Your goal: Word for word, print every entry below.

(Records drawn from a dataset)
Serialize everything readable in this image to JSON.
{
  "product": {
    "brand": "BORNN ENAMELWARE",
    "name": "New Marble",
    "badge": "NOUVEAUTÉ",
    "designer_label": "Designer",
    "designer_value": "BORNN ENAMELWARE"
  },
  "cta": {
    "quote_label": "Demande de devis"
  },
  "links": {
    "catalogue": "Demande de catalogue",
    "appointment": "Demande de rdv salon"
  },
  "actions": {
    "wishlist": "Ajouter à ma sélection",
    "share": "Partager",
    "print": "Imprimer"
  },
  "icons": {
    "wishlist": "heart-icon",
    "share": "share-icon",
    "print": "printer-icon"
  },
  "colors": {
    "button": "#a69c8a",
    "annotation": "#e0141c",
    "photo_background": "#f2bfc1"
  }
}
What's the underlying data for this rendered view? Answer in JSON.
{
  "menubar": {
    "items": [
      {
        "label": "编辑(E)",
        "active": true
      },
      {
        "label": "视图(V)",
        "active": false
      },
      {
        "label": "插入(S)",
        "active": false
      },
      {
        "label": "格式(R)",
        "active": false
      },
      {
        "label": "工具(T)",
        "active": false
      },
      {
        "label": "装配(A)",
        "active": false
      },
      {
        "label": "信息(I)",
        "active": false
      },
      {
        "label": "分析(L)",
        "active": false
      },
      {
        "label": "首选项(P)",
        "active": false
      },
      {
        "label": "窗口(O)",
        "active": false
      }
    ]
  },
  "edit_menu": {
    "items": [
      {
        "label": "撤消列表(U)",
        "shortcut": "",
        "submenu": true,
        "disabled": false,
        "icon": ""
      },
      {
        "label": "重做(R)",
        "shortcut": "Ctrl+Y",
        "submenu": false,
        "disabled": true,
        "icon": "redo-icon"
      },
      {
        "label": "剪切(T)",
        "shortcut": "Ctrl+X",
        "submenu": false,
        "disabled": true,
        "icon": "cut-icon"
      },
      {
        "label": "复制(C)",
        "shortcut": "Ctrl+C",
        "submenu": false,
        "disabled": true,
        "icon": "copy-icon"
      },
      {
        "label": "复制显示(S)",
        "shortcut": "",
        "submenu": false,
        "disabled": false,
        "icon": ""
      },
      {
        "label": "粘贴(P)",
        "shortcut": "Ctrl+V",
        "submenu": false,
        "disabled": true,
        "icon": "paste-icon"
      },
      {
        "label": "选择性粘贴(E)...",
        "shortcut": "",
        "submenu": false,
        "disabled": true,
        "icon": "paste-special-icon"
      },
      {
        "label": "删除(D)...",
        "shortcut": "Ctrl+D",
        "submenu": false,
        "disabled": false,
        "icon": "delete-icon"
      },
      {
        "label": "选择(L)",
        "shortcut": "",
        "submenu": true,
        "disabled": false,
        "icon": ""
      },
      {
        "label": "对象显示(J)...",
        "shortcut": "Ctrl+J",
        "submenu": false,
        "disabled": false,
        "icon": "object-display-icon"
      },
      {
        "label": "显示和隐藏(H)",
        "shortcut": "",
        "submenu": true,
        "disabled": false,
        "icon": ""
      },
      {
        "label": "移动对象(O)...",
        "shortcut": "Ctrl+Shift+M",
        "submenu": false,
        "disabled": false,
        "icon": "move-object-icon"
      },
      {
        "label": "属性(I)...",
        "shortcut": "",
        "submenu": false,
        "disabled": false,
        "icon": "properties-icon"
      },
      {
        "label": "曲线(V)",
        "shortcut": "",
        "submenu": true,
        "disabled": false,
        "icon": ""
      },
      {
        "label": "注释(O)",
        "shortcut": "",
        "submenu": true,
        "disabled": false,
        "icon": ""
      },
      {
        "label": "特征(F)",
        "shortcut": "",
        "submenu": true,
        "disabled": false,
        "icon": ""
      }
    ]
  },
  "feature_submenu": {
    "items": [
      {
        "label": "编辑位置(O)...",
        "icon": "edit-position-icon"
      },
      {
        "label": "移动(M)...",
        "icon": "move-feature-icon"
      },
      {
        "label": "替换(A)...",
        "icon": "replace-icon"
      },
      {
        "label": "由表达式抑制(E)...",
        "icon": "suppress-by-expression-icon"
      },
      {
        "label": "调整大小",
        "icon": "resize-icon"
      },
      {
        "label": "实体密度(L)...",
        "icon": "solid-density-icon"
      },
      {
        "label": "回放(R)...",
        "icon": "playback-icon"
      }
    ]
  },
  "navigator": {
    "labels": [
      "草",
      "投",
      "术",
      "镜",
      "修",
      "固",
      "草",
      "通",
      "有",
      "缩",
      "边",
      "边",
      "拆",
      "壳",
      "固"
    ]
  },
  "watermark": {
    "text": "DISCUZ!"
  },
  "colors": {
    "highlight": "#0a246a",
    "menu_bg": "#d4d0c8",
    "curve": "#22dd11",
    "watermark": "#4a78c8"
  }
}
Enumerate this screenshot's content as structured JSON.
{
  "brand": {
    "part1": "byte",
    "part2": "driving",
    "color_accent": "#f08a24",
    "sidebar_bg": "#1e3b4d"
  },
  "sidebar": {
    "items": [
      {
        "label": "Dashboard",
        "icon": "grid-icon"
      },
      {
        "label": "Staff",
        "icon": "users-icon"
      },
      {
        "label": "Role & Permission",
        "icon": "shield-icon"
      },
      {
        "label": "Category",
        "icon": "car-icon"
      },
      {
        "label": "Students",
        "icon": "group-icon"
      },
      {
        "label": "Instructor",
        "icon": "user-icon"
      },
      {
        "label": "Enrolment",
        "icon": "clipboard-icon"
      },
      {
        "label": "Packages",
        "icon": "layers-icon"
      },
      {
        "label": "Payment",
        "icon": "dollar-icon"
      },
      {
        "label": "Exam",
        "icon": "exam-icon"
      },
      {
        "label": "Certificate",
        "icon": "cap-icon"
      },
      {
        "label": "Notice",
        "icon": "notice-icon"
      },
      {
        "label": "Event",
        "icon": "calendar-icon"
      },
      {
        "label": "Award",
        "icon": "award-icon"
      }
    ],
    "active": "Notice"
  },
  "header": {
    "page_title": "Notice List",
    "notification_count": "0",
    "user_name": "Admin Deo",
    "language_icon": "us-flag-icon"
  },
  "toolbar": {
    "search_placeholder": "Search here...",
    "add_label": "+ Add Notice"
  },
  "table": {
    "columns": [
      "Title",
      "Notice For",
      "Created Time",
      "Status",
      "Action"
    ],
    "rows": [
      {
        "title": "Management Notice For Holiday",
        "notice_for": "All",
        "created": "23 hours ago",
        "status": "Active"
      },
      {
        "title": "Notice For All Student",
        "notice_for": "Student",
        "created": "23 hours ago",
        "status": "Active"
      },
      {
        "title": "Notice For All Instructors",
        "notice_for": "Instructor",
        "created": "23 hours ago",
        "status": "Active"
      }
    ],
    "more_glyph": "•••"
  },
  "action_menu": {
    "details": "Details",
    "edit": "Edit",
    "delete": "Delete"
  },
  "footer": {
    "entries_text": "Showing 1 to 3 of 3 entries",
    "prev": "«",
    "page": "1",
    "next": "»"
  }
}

Result of this exercise:
Serialize everything readable in this image to JSON.
{
  "product": {
    "brand": "BORNN ENAMELWARE",
    "name": "New Marble",
    "badge": "NOUVEAUTÉ",
    "designer_label": "Designer",
    "designer_value": "BORNN ENAMELWARE"
  },
  "cta": {
    "quote_label": "Demande de devis"
  },
  "links": {
    "catalogue": "Demande de catalogue",
    "appointment": "Demande de rdv salon"
  },
  "actions": {
    "wishlist": "Ajouter à ma sélection",
    "share": "Partager",
    "print": "Imprimer"
  },
  "icons": {
    "wishlist": "heart-icon",
    "share": "share-icon",
    "print": "printer-icon"
  },
  "colors": {
    "button": "#a69c8a",
    "annotation": "#e0141c",
    "photo_background": "#f2bfc1"
  }
}
What's the underlying data for this rendered view? Answer in JSON.
{
  "menubar": {
    "items": [
      {
        "label": "编辑(E)",
        "active": true
      },
      {
        "label": "视图(V)",
        "active": false
      },
      {
        "label": "插入(S)",
        "active": false
      },
      {
        "label": "格式(R)",
        "active": false
      },
      {
        "label": "工具(T)",
        "active": false
      },
      {
        "label": "装配(A)",
        "active": false
      },
      {
        "label": "信息(I)",
        "active": false
      },
      {
        "label": "分析(L)",
        "active": false
      },
      {
        "label": "首选项(P)",
        "active": false
      },
      {
        "label": "窗口(O)",
        "active": false
      }
    ]
  },
  "edit_menu": {
    "items": [
      {
        "label": "撤消列表(U)",
        "shortcut": "",
        "submenu": true,
        "disabled": false,
        "icon": ""
      },
      {
        "label": "重做(R)",
        "shortcut": "Ctrl+Y",
        "submenu": false,
        "disabled": true,
        "icon": "redo-icon"
      },
      {
        "label": "剪切(T)",
        "shortcut": "Ctrl+X",
        "submenu": false,
        "disabled": true,
        "icon": "cut-icon"
      },
      {
        "label": "复制(C)",
        "shortcut": "Ctrl+C",
        "submenu": false,
        "disabled": true,
        "icon": "copy-icon"
      },
      {
        "label": "复制显示(S)",
        "shortcut": "",
        "submenu": false,
        "disabled": false,
        "icon": ""
      },
      {
        "label": "粘贴(P)",
        "shortcut": "Ctrl+V",
        "submenu": false,
        "disabled": true,
        "icon": "paste-icon"
      },
      {
        "label": "选择性粘贴(E)...",
        "shortcut": "",
        "submenu": false,
        "disabled": true,
        "icon": "paste-special-icon"
      },
      {
        "label": "删除(D)...",
        "shortcut": "Ctrl+D",
        "submenu": false,
        "disabled": false,
        "icon": "delete-icon"
      },
      {
        "label": "选择(L)",
        "shortcut": "",
        "submenu": true,
        "disabled": false,
        "icon": ""
      },
      {
        "label": "对象显示(J)...",
        "shortcut": "Ctrl+J",
        "submenu": false,
        "disabled": false,
        "icon": "object-display-icon"
      },
      {
        "label": "显示和隐藏(H)",
        "shortcut": "",
        "submenu": true,
        "disabled": false,
        "icon": ""
      },
      {
        "label": "移动对象(O)...",
        "shortcut": "Ctrl+Shift+M",
        "submenu": false,
        "disabled": false,
        "icon": "move-object-icon"
      },
      {
        "label": "属性(I)...",
        "shortcut": "",
        "submenu": false,
        "disabled": false,
        "icon": "properties-icon"
      },
      {
        "label": "曲线(V)",
        "shortcut": "",
        "submenu": true,
        "disabled": false,
        "icon": ""
      },
      {
        "label": "注释(O)",
        "shortcut": "",
        "submenu": true,
        "disabled": false,
        "icon": ""
      },
      {
        "label": "特征(F)",
        "shortcut": "",
        "submenu": true,
        "disabled": false,
        "icon": ""
      }
    ]
  },
  "feature_submenu": {
    "items": [
      {
        "label": "编辑位置(O)...",
        "icon": "edit-position-icon"
      },
      {
        "label": "移动(M)...",
        "icon": "move-feature-icon"
      },
      {
        "label": "替换(A)...",
        "icon": "replace-icon"
      },
      {
        "label": "由表达式抑制(E)...",
        "icon": "suppress-by-expression-icon"
      },
      {
        "label": "调整大小",
        "icon": "resize-icon"
      },
      {
        "label": "实体密度(L)...",
        "icon": "solid-density-icon"
      },
      {
        "label": "回放(R)...",
        "icon": "playback-icon"
      }
    ]
  },
  "navigator": {
    "labels": [
      "草",
      "投",
      "术",
      "镜",
      "修",
      "固",
      "草",
      "通",
      "有",
      "缩",
      "边",
      "边",
      "拆",
      "壳",
      "固"
    ]
  },
  "watermark": {
    "text": "DISCUZ!"
  },
  "colors": {
    "highlight": "#0a246a",
    "menu_bg": "#d4d0c8",
    "curve": "#22dd11",
    "watermark": "#4a78c8"
  }
}
Enumerate this screenshot's content as structured JSON.
{
  "brand": {
    "part1": "byte",
    "part2": "driving",
    "color_accent": "#f08a24",
    "sidebar_bg": "#1e3b4d"
  },
  "sidebar": {
    "items": [
      {
        "label": "Dashboard",
        "icon": "grid-icon"
      },
      {
        "label": "Staff",
        "icon": "users-icon"
      },
      {
        "label": "Role & Permission",
        "icon": "shield-icon"
      },
      {
        "label": "Category",
        "icon": "car-icon"
      },
      {
        "label": "Students",
        "icon": "group-icon"
      },
      {
        "label": "Instructor",
        "icon": "user-icon"
      },
      {
        "label": "Enrolment",
        "icon": "clipboard-icon"
      },
      {
        "label": "Packages",
        "icon": "layers-icon"
      },
      {
        "label": "Payment",
        "icon": "dollar-icon"
      },
      {
        "label": "Exam",
        "icon": "exam-icon"
      },
      {
        "label": "Certificate",
        "icon": "cap-icon"
      },
      {
        "label": "Notice",
        "icon": "notice-icon"
      },
      {
        "label": "Event",
        "icon": "calendar-icon"
      },
      {
        "label": "Award",
        "icon": "award-icon"
      }
    ],
    "active": "Notice"
  },
  "header": {
    "page_title": "Notice List",
    "notification_count": "0",
    "user_name": "Admin Deo",
    "language_icon": "us-flag-icon"
  },
  "toolbar": {
    "search_placeholder": "Search here...",
    "add_label": "+ Add Notice"
  },
  "table": {
    "columns": [
      "Title",
      "Notice For",
      "Created Time",
      "Status",
      "Action"
    ],
    "rows": [
      {
        "title": "Management Notice For Holiday",
        "notice_for": "All",
        "created": "23 hours ago",
        "status": "Active"
      },
      {
        "title": "Notice For All Student",
        "notice_for": "Student",
        "created": "23 hours ago",
        "status": "Active"
      },
      {
        "title": "Notice For All Instructors",
        "notice_for": "Instructor",
        "created": "23 hours ago",
        "status": "Active"
      }
    ],
    "more_glyph": "•••"
  },
  "action_menu": {
    "details": "Details",
    "edit": "Edit",
    "delete": "Delete"
  },
  "footer": {
    "entries_text": "Showing 1 to 3 of 3 entries",
    "prev": "«",
    "page": "1",
    "next": "»"
  }
}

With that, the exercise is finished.